Imp Russian Navy Russian WW1 Minelaying boats

NO1 mine motor boats (1911 - 1914): Fire shallow water, coastal motor crafts. Used as coastal minelayers and minesweepers, five built at Sevastopol Port Wks. In 921, T-1, 2, 5 were armed with a 75mm/48 Canet gun and one 47mm/40 Hotchkiss plus new mechanical minesweeping gear.
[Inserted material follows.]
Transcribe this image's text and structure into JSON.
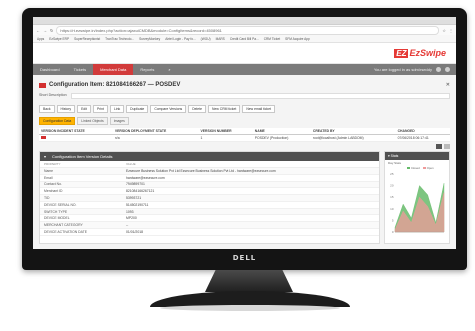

All were seized by the Germans at Sevastopol in 1918 and afterwards by British-French troops, transferred to Whites in 1919, returned to the Red Fleet, discarded 1920s. TEPLOKHOD No1/N06 motor boats (1914): Small motor crafts built in St. Petersburg and Finland. Teplokhod-1-13 were also called "Motorship-1-13". Coastal minelayers/minesweepers, with M11-13 BU incomplete. They survived until 1941 and had updated mechanical minesweeping gear for those. 1918 saw all the boats in Revel and Helsingfors. M-1, 4 and 5 were captured by Finland, M-2 and 3 by Estonia. o1502 was scuttled at Tallinn in August 1941, salvaged used as a German patrol motor launch Ks156, ORe76. Specs: Displacement 34t, 20.7 x 5 x 1.20, 2x shafts Bolinder semi-diesels 60 hp 7.2 kts, RA 420 nm armed with single 7.6mm/94 Maxim MG, 25 mines

Sources/Read More

weaponsandwarfare.com/ naval-mine-warfare-wwii/ man.fas.org/ navypedia.org/